I don’t know about you, but my Master’s degree was entirely focused on science and writing. These things make a good scientist. However, there is more to conservation than just science! In my PhD, I have made a conscious effort to further develop into a well-rounded citizen, in addition to improving my skills as a scientist. The following are some additional skills I have developed from volunteering:

Administrative duties

No matter what kind of job you get after grad school, there will inevitably be administrative aspects. Conference organizing has a lot of administrative requirements like scheduling, budgeting, and advertising. There are not many other times in grad school that you get these opportunities, which can make your CV more competitive when you apply for jobs.


Often volunteering to help organize a conference means that you are asking people for things. Maybe booking a room, finding out something for a conference guest, or emailing about fundraising or donations. Cold calling or emailing someone is in fact a skill. Writing emails or having telephone calls can be awkward, and one way to get better at it is to practice doing it. Having an excuse and a reason to do it, i.e. the conference needs you to find out something, is excellent practice and can help you conquer some anxiety associated with awkward social situations –  I know it definitely helped me!


Keni Rienks, a volunteer at IMCC4, helping out at the Ocean Optimism booth in St. John’s, Newfoundland. (© IMCC4)
  1. What would a conference look like without volunteers?

Most academic conferences run on volunteers! Conferences need people to organize them, often beginning years in advance. The heavy lifting is usually done by professionals already involved (like professors, government scientists and NGO employees), but the fact is those professionals delegate at least some of their workload to graduate student volunteers, and they keep everything running smoothly.

If we had to pay people to do the work that volunteers do, no academic conference would ever happen because it would simply be either a terribly organized conference or it would substantially more expensive, likely prohibitively so! For example, most of us have tried to schedule a meeting with our supervisory committee, say 3 to 5 people. Sometimes trying to just schedule that meeting is a juggling act. Now imagine, 50 people at a conference, with registration desk, talk scheduling, food and beverages and social activities. Now imagine 600 people! You can see how volunteers quickly become more and more important, and honestly make these meetings happen.


Volunteers are the bread & butter that help make conferences run! They are the folks both behind the scenes and right in front of you that help ensure a successful conference experience (© Matt Tietbohl)
  1. Financial incentives
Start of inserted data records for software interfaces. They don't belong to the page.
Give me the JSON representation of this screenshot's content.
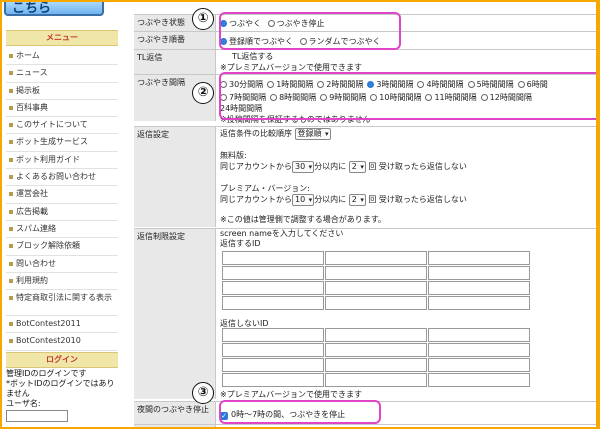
{
  "sidebar": {
    "logo": "こちら",
    "menu_title": "メニュー",
    "items": [
      {
        "label": "ホーム"
      },
      {
        "label": "ニュース"
      },
      {
        "label": "掲示板"
      },
      {
        "label": "百科事典"
      },
      {
        "label": "このサイトについて"
      },
      {
        "label": "ボット生成サービス"
      },
      {
        "label": "ボット利用ガイド"
      },
      {
        "label": "よくあるお問い合わせ"
      },
      {
        "label": "運営会社"
      },
      {
        "label": "広告掲載"
      },
      {
        "label": "スパム連絡"
      },
      {
        "label": "ブロック解除依頼"
      },
      {
        "label": "問い合わせ"
      },
      {
        "label": "利用規約"
      },
      {
        "label": "特定商取引法に関する表示"
      },
      {
        "label": "BotContest2011"
      },
      {
        "label": "BotContest2010"
      }
    ],
    "login_title": "ログイン",
    "login_line1": "管理IDのログインです",
    "login_line2": "*ボットIDのログインではありません",
    "username_label": "ユーザ名:"
  },
  "tweet_status": {
    "label": "つぶやき状態",
    "opt1": "つぶやく",
    "opt2": "つぶやき停止"
  },
  "tweet_order": {
    "label": "つぶやき順番",
    "opt1": "登録順でつぶやく",
    "opt2": "ランダムでつぶやく"
  },
  "tl_reply": {
    "label": "TL返信",
    "opt": "TL返信する",
    "note": "※プレミアムバージョンで使用できます"
  },
  "tweet_interval": {
    "label": "つぶやき間隔",
    "row1": [
      "30分間隔",
      "1時間間隔",
      "2時間間隔",
      "3時間間隔",
      "4時間間隔",
      "5時間間隔",
      "6時間"
    ],
    "row2": [
      "7時間間隔",
      "8時間間隔",
      "9時間間隔",
      "10時間間隔",
      "11時間間隔",
      "12時間間隔"
    ],
    "last": "24時間間隔",
    "note": "※投稿間隔を保証するものではありません"
  },
  "reply_settings": {
    "label": "返信設定",
    "order_label": "返信条件の比較順序",
    "order_value": "登録順",
    "free_label": "無料版:",
    "free_pre": "同じアカウントから",
    "free_minutes": "30",
    "free_mid": "分以内に",
    "free_count": "2",
    "free_post": "回 受け取ったら返信しない",
    "premium_label": "プレミアム・バージョン:",
    "prem_pre": "同じアカウントから",
    "prem_minutes": "10",
    "prem_mid": "分以内に",
    "prem_count": "2",
    "prem_post": "回 受け取ったら返信しない",
    "admin_note": "※この値は管理側で調整する場合があります。"
  },
  "reply_limit": {
    "label": "返信制限設定",
    "instr": "screen nameを入力してください",
    "reply_id": "返信するID",
    "noreply_id": "返信しないID",
    "note": "※プレミアムバージョンで使用できます"
  },
  "night": {
    "label": "夜間のつぶやき停止",
    "opt": "0時〜7時の間、つぶやきを停止"
  },
  "annotations": {
    "c1": "①",
    "c2": "②",
    "c3": "③"
  },
  "colors": {
    "highlight": "#e044c8",
    "border": "#f6a800",
    "radio": "#2979d6"
  }
}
We all know conferences can be expensive between flights, accommodations, and the registration fees. More often than not conference organizers are able to provide discounts for their volunteers, which makes attending conferences possible. Over the course of my PhD, I have attended 5 conferences that had a registration fee. Of those, my supervisor only had to pay the full registration fee for two of them (which I didn’t volunteer at), because for those three ‘free’ conferences I volunteered my time and I got at least a partial discount. Without volunteering I would not have been able to attend IMCC4!

My department has an Annual Biology Graduate Symposium. It has remained free for everyone, students, staff and faculty for the last 11 years because graduate students volunteer their time. Subsequently, that is 5 more presentations that I would not have done otherwise, because without volunteers that symposium would not happen. So stuck in a bit of a financial rut? Volunteering could be the difference maker to get you to IMCC5!

Volunteering makes conferences happen, they benefit you and your career, plus, it’s fun! Volunteers can help as much or as little as they want. Every little task counts. Volunteering is just what it is, volunteering. No one will make you do something you aren’t comfortable with or don’t have time to do.


If you are interested in volunteering at IMCC5, stay tuned! We will be sharing information about volunteering soon, once registration opens in early January! We hope to see you volunteering at IMCC5!!

Cheers, your friendly neighborhood IMCC5 Volunteer Coordinator!

Heather Penney